independent contractor realistic wage

How To Create A Realistic Rate As An Independent Contractor

Whatever your industry, if you’re looking to be an independent contractor or freelancer (which are essentially one in the same), you’re most likely not working under a company that will determine your salary or pay. Instead, you’re probably a) working for yourself and b) setting your own rate. This can prove to be a challenge, especially if you’re starting out.

How do you figure out what a good hourly or per diem/per project rate would be? And what’s really fair to charge a client or company? These are the two biggest questions every independent contractor faces.

Determining a fair price that will get you hired is essential, but you don’t want to compromise on what you believe you deserve. You don’t want to miss out on opportunities because you’re charging too much. However, you also don’t want to settle for a price that will leave you dissatisfied or stressed given the amount of work you’ve accepted.

Whether you’re just starting as an independent contractor, or well on your way, here are 5 tips for figuring out a realistic rate. This will leave both parties (you and your employer) happy, and help you further your career by building a strong client base.

1. Create a qualifications list.

The first thing you need to do in order to figure out a realistic rate is to compile a list of qualifications. Are you starting out in the industry or do you have years of experience? Have you worked any positions that could prove your skills in a given area? Do you have a degree or certifications for a specific thing? Do you have a client list already?

Itemizing these qualifications will help you to see, visually, what you can offer. This will also help you to sell yourself and your skills as you reach out/apply for positions. Once you’ve determined what sets you apart, determine a price in your head that you feel you deserve. That will be your base rate to start researching from.

2. Research rates for an average independent contractor.

After you’ve determined a base rate from your qualifications, research. Research to see if that base rate is valid, given your area, your state, your country, and even other areas. Look into salaries of others in your field or with your qualifications. Study what specific people in your industry make hourly. (*Hint: Try to do this research through legitimate sources like GlassDoor or others, rather than reading people’s individual blogs etc.)

From this research, see if your base rate needs to shift and create an inner rational as to why it increased or decreased. This can be valuable information when you talk to clients who may ask you why your rate is a certain amount.

3. Consider taxes.

As an independent contractor, you’ll have self-employment taxes to consider, among other reductions. Remember that even if you charge a client a certain amount, you won’t make that entire amount.

Also consider what service you’re going to be charging your clients through. Paypal has a small fee for transactions, for example. Or, if you use a service like Upwork, you may have a small cut to your overall pay for using the platform.

4. Create your ideal rate.

Truthfully, this step can be done at any time, but I’ve found that it’s effective after researching to see what’s realistic. This ‘ideal’ can come from your base + what you’ve discovered makes sense for others in your field. Here’s where you can add a little more based on your qualifications, degrees, or experience.

You’ll also want to consider what kind of work you’ll produce (which may shift based upon the length, time frame, or type of project) and how much time and effort will go into creating that specific work.

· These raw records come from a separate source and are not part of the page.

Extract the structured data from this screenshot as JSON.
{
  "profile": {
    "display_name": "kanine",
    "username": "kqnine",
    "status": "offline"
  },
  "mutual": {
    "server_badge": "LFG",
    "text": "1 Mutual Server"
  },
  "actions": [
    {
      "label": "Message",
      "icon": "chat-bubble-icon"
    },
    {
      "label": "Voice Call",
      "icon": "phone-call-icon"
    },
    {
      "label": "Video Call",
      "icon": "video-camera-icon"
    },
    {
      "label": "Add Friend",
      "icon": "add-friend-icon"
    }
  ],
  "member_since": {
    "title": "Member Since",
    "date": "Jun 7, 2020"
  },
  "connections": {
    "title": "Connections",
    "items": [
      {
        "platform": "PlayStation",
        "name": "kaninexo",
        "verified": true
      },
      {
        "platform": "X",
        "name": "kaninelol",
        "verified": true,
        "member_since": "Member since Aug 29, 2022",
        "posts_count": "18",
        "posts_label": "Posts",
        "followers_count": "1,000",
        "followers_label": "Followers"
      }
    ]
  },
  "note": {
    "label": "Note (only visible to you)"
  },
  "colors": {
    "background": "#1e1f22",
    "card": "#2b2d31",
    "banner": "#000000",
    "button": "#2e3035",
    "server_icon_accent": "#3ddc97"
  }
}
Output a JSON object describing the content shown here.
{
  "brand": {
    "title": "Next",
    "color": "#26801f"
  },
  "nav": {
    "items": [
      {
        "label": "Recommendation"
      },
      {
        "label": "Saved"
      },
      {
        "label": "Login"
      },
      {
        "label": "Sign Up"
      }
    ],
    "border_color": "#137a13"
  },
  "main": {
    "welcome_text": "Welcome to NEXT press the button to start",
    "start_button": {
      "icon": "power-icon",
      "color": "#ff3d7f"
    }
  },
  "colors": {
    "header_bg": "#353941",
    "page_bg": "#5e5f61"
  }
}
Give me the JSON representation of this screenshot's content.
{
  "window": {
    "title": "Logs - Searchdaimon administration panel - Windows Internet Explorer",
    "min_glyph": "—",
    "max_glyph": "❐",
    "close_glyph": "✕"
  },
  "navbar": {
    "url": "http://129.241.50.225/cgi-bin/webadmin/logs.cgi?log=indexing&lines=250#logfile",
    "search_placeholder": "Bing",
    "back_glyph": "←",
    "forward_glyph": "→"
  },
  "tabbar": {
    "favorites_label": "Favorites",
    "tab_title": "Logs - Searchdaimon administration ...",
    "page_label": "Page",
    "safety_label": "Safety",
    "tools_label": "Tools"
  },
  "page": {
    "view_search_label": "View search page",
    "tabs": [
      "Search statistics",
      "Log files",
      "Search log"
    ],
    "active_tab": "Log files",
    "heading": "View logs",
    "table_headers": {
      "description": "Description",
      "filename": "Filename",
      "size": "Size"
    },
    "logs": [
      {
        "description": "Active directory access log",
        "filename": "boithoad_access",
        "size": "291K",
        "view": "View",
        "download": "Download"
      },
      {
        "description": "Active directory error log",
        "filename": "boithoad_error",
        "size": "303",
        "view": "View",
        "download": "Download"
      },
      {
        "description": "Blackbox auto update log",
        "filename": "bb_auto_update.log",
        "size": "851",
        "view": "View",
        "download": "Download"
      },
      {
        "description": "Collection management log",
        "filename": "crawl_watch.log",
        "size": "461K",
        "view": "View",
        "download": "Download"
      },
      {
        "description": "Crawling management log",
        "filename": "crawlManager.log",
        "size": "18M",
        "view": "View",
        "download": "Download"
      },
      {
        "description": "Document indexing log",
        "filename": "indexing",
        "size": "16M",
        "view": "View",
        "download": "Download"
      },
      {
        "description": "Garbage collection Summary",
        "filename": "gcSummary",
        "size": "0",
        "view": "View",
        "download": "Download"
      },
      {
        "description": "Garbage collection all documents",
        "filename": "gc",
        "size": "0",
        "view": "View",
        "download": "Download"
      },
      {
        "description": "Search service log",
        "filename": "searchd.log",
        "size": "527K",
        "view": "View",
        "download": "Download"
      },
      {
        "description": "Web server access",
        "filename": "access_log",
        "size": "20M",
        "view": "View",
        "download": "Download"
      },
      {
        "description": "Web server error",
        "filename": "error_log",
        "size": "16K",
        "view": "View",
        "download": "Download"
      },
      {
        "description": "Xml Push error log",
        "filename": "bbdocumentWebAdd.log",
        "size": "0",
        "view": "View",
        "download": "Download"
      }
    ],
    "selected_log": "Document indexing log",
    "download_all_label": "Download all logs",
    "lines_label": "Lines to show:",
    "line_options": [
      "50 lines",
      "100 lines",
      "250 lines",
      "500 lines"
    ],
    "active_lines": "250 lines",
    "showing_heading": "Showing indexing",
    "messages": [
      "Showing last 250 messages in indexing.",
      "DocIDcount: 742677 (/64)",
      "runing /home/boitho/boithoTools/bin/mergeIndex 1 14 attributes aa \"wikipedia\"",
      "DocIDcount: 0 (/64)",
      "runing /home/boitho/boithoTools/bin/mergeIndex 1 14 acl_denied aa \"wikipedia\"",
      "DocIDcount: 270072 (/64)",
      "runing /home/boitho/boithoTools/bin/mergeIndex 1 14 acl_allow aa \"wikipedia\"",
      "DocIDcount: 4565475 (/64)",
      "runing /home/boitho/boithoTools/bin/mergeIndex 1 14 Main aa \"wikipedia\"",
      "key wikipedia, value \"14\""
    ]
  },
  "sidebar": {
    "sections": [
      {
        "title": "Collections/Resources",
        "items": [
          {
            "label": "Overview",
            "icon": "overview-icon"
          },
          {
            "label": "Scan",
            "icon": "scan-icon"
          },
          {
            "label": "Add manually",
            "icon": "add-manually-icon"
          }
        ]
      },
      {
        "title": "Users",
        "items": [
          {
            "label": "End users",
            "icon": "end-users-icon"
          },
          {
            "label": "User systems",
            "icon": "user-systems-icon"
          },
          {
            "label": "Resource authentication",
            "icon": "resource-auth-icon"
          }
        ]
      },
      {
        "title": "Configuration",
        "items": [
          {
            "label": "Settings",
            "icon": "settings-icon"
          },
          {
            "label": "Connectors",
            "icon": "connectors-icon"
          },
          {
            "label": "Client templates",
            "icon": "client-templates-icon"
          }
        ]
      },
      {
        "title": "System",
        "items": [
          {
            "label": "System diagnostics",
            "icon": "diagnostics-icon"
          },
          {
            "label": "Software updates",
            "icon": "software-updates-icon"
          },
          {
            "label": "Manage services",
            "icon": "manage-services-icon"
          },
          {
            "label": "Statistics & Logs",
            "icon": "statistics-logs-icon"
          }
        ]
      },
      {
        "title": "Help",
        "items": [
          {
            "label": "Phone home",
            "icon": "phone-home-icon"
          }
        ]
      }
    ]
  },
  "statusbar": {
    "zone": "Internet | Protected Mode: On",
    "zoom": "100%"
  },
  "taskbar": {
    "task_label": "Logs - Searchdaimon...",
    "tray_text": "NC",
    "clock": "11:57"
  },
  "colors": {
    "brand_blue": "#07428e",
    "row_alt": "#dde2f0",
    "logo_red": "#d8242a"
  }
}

This may or may not shift your hourly rate or per diem rate as well.

5. Propose your rate with confidence.

After determining what you deserve, comparing to other rates in your industry, and adding any additional amounts based on project-specific requirements or duties, present your rate with confidence. If you’re hesitant, or make it sound as if the rate is flexible, then the client will notice and propose a lower rate. When you’re secure in how you present your price, it will show your client that you are confident in the work you will produce. It will also show you’re the best fit for the position.



Featured Image Credit: Arnel Hasanovic